The guttural vocals are not my thing personally, but one must listen and appreciate the ability, technique and delivery of them across this record. They really add to ambiance and desolation that is been portrayed here. Fans of Ruins Of Beverast take note.
Things get a bit more interesting on the next track Chasms. A melodic intro leads us into the next stage of this foggy sombre. In parts I was hearing things that wouldn’t sound amiss on a down tuned Warning record. An element of heartbreak and harsh life experiences come to life from the lyrics and a haunting Cello outro by Jackie Perez Gratz complete this downtrodden tale, taking us to the half way point.
Mirage kicks off the second part of this record with a combination of thunderous drumming and melodic guitar picking, before meandering through to a heavy finish that sounds like the lovechild of Mourning Beloveth and Oranssi Pazuzu. The rhythm section of Chasms has benefited nicely from its production. Trevor DeSchryver and Bret Tardiff come together to lay the foundations in this dark pit of solemn and this is displayed nicely on this track, before leading us into the albums finale.
The final chapter, Obsidian Eyes, opens with a crushing and traditional doom intro drenched in feedback. It’s a song that bleeds emotion and almost reads as a lonely goodbye. The eerie cello break down in the middle of the track helps compound this, before leading us back to the albums big finish.
Rather this is an auditory suicide note, cry for help or simply a medium for venting bad moods through artistic expression, it certainly engages ones thought process and I believe Pablo Girardi captures this perfectly with his cover painting.
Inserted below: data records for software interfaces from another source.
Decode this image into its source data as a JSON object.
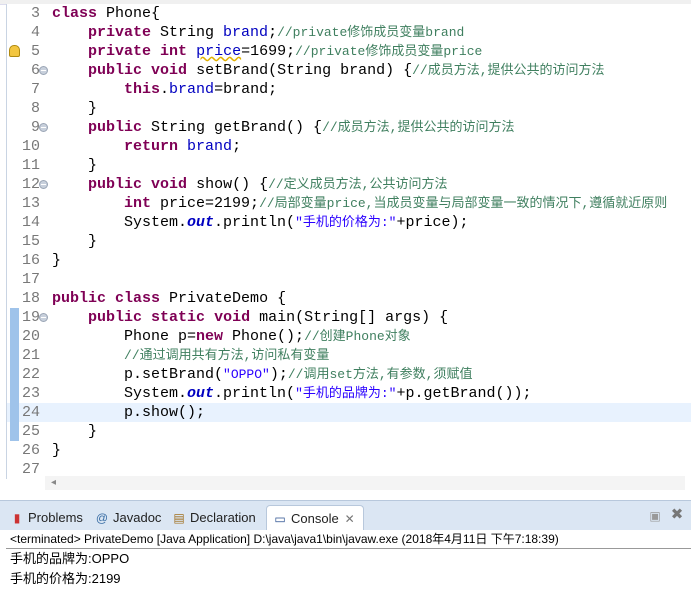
{
  "editor": {
    "first_line": 3,
    "current_line": 24,
    "warning_line": 5,
    "fold_lines": [
      6,
      9,
      12,
      19
    ],
    "diff_lines": [
      19,
      20,
      21,
      22,
      23,
      24,
      25
    ],
    "lines": [
      [
        [
          "kw",
          "class"
        ],
        [
          "tx",
          " Phone{"
        ]
      ],
      [
        [
          "tx",
          "    "
        ],
        [
          "kw",
          "private"
        ],
        [
          "tx",
          " String "
        ],
        [
          "fd",
          "brand"
        ],
        [
          "tx",
          ";"
        ],
        [
          "cm",
          "//private修饰成员变量brand"
        ]
      ],
      [
        [
          "tx",
          "    "
        ],
        [
          "kw",
          "private"
        ],
        [
          "tx",
          " "
        ],
        [
          "kw",
          "int"
        ],
        [
          "tx",
          " "
        ],
        [
          "fdw",
          "price"
        ],
        [
          "tx",
          "=1699;"
        ],
        [
          "cm",
          "//private修饰成员变量price"
        ]
      ],
      [
        [
          "tx",
          "    "
        ],
        [
          "kw",
          "public"
        ],
        [
          "tx",
          " "
        ],
        [
          "kw",
          "void"
        ],
        [
          "tx",
          " setBrand(String brand) {"
        ],
        [
          "cm",
          "//成员方法,提供公共的访问方法"
        ]
      ],
      [
        [
          "tx",
          "        "
        ],
        [
          "kw",
          "this"
        ],
        [
          "tx",
          "."
        ],
        [
          "fd",
          "brand"
        ],
        [
          "tx",
          "=brand;"
        ]
      ],
      [
        [
          "tx",
          "    }"
        ]
      ],
      [
        [
          "tx",
          "    "
        ],
        [
          "kw",
          "public"
        ],
        [
          "tx",
          " String getBrand() {"
        ],
        [
          "cm",
          "//成员方法,提供公共的访问方法"
        ]
      ],
      [
        [
          "tx",
          "        "
        ],
        [
          "kw",
          "return"
        ],
        [
          "tx",
          " "
        ],
        [
          "fd",
          "brand"
        ],
        [
          "tx",
          ";"
        ]
      ],
      [
        [
          "tx",
          "    }"
        ]
      ],
      [
        [
          "tx",
          "    "
        ],
        [
          "kw",
          "public"
        ],
        [
          "tx",
          " "
        ],
        [
          "kw",
          "void"
        ],
        [
          "tx",
          " show() {"
        ],
        [
          "cm",
          "//定义成员方法,公共访问方法"
        ]
      ],
      [
        [
          "tx",
          "        "
        ],
        [
          "kw",
          "int"
        ],
        [
          "tx",
          " price=2199;"
        ],
        [
          "cm",
          "//局部变量price,当成员变量与局部变量一致的情况下,遵循就近原则"
        ]
      ],
      [
        [
          "tx",
          "        System."
        ],
        [
          "sf",
          "out"
        ],
        [
          "tx",
          ".println("
        ],
        [
          "st",
          "\"手机的价格为:\""
        ],
        [
          "tx",
          "+price);"
        ]
      ],
      [
        [
          "tx",
          "    }"
        ]
      ],
      [
        [
          "tx",
          "}"
        ]
      ],
      [
        [
          "tx",
          ""
        ]
      ],
      [
        [
          "kw",
          "public"
        ],
        [
          "tx",
          " "
        ],
        [
          "kw",
          "class"
        ],
        [
          "tx",
          " PrivateDemo {"
        ]
      ],
      [
        [
          "tx",
          "    "
        ],
        [
          "kw",
          "public"
        ],
        [
          "tx",
          " "
        ],
        [
          "kw",
          "static"
        ],
        [
          "tx",
          " "
        ],
        [
          "kw",
          "void"
        ],
        [
          "tx",
          " main(String[] args) {"
        ]
      ],
      [
        [
          "tx",
          "        Phone p="
        ],
        [
          "kw",
          "new"
        ],
        [
          "tx",
          " Phone();"
        ],
        [
          "cm",
          "//创建Phone对象"
        ]
      ],
      [
        [
          "tx",
          "        "
        ],
        [
          "cm",
          "//通过调用共有方法,访问私有变量"
        ]
      ],
      [
        [
          "tx",
          "        p.setBrand("
        ],
        [
          "st",
          "\"OPPO\""
        ],
        [
          "tx",
          ");"
        ],
        [
          "cm",
          "//调用set方法,有参数,须赋值"
        ]
      ],
      [
        [
          "tx",
          "        System."
        ],
        [
          "sf",
          "out"
        ],
        [
          "tx",
          ".println("
        ],
        [
          "st",
          "\"手机的品牌为:\""
        ],
        [
          "tx",
          "+p.getBrand());"
        ]
      ],
      [
        [
          "tx",
          "        p.show();"
        ]
      ],
      [
        [
          "tx",
          "    }"
        ]
      ],
      [
        [
          "tx",
          "}"
        ]
      ],
      [
        [
          "tx",
          ""
        ]
      ]
    ]
  },
  "panel": {
    "tabs": [
      {
        "label": "Problems",
        "icon": "problems-icon",
        "glyph": "▮"
      },
      {
        "label": "Javadoc",
        "icon": "javadoc-icon",
        "glyph": "@"
      },
      {
        "label": "Declaration",
        "icon": "declaration-icon",
        "glyph": "▤"
      },
      {
        "label": "Console",
        "icon": "console-icon",
        "glyph": "▭",
        "active": true
      }
    ],
    "close_glyph": "✕",
    "minimize_glyph": "▣",
    "maximize_glyph": "✖"
  },
  "console": {
    "header": "<terminated> PrivateDemo [Java Application] D:\\java\\java1\\bin\\javaw.exe (2018年4月11日 下午7:18:39)",
    "output": [
      "手机的品牌为:OPPO",
      "手机的价格为:2199"
    ]
  }
}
Chasms is a powerful, mournful and melancholy piece of conceptual doom that not only looks fantastic on physical format, but will also stand up well in any doom metal collection.
I linger in lore of disgust…
Scribed by: Seán O’Connor